After moving here from Tennessee shortly after the Tennessee Titans’ heartbreaking loss to the St. Louis Rams in Super Bowl XXXIV at the Georgia Dome, I started seeing why Georgia sports fans were so pessimistic.

The Braves produced a streak of 11 straight division titles between 1995 and 2006, which automatically qualified them for the MLB playoffs. But they were only able to win one World Series in those years while losing in the Fall Classic in 1996 and 1999 to the New York Yankees.

After Florida State offensive coordinator Mark Richt was named Georgia’s head coach in 2001, he produced winning teams almost immediately. But he rarely was able to get past the hated Florida Gators.

Then, in 2012, Richt’s Bulldogs advanced to the SEC championship game against Alabama in the Georgia Dome. Whoever won the game likely would advance to the national title game.

The Dawgs, led by quarterback Aaron Murray, had a 21-10 lead over the Tide in the third quarter but (what many fans believe was inevitable) a collapse happened. They lost to Alabama after being unable to take advantage of being near the end zone and a go-ahead score with seconds to play.

After Smart was hired away from Saban’s Alabama staff in 2016, Georgia advanced to the national championship game in 2018 in Atlanta. Georgia led 13-0 at halftime and 20-7 in the second half.

But, yet again, a collapse was imminent and freshman quarterback Tua Tagovailoa’s 41-yard touchdown pass won the game for Alabama.

Meanwhile, the NFL’s Atlanta Falcons had the San Francisco 49ers down 17-0 in the 2012 NFC title game with a Super Bowl appearance on the line. The Falcons blew the lead, were down 28-24 with seconds to play but saw Harry Douglas fall down while catching what would have been the go-ahead score.

But it was by far not the Falcons’ most excruciating collapse. 

That happened in Super Bowl LI (51) in Houston. The Falcons led Tom Brady and the New England Patriots 28-3 with 17 minutes to play, only to lose 34-28 in overtime in the biggest collapse in Super Bowl history.

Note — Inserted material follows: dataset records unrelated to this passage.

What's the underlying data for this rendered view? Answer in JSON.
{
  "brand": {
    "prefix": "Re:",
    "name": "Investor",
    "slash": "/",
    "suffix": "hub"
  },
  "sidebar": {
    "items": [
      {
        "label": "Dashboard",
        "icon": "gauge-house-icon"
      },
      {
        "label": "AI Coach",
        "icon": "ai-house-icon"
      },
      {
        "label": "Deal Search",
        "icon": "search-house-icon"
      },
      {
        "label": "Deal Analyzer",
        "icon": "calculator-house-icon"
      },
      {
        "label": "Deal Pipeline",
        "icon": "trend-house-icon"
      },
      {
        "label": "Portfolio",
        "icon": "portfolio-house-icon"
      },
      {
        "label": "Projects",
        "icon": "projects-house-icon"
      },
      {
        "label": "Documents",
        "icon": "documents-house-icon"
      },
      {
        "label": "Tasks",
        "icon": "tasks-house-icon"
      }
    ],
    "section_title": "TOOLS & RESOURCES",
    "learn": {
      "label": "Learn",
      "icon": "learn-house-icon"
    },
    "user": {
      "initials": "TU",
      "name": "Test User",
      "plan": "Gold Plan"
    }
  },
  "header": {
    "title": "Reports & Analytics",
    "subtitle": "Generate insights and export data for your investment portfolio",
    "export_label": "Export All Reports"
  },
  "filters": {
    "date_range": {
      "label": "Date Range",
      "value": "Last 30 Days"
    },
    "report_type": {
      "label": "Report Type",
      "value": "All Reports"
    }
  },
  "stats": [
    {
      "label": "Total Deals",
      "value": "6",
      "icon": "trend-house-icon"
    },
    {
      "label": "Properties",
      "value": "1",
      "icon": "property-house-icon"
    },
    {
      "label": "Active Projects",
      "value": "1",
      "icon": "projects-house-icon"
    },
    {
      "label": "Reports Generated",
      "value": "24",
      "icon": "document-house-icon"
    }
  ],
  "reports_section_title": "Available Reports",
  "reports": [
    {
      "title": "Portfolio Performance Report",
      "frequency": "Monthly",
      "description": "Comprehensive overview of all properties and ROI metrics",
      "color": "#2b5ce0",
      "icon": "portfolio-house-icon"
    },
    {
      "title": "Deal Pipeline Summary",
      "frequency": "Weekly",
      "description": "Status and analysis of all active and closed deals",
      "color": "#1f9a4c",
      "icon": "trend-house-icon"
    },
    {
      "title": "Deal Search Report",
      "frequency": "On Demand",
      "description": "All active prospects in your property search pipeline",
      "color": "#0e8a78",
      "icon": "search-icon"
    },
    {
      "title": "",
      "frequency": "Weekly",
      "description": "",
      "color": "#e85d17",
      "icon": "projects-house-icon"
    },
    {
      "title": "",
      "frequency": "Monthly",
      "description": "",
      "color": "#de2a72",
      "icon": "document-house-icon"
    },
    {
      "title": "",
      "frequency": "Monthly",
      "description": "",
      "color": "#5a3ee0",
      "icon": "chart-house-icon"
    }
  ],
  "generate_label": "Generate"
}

Heck, even Georgia resident Caleb Lee Hutchinson lost the 2018 “American Idol” title on the ABC-TV musical competition reality show to Maddie Poppe in an upset.

So, it’s nice to see some good karma finally coming Georgia’s way, albeit in the world of sports.

Tom Spigolon is news editor of The Covington News. He may be reached at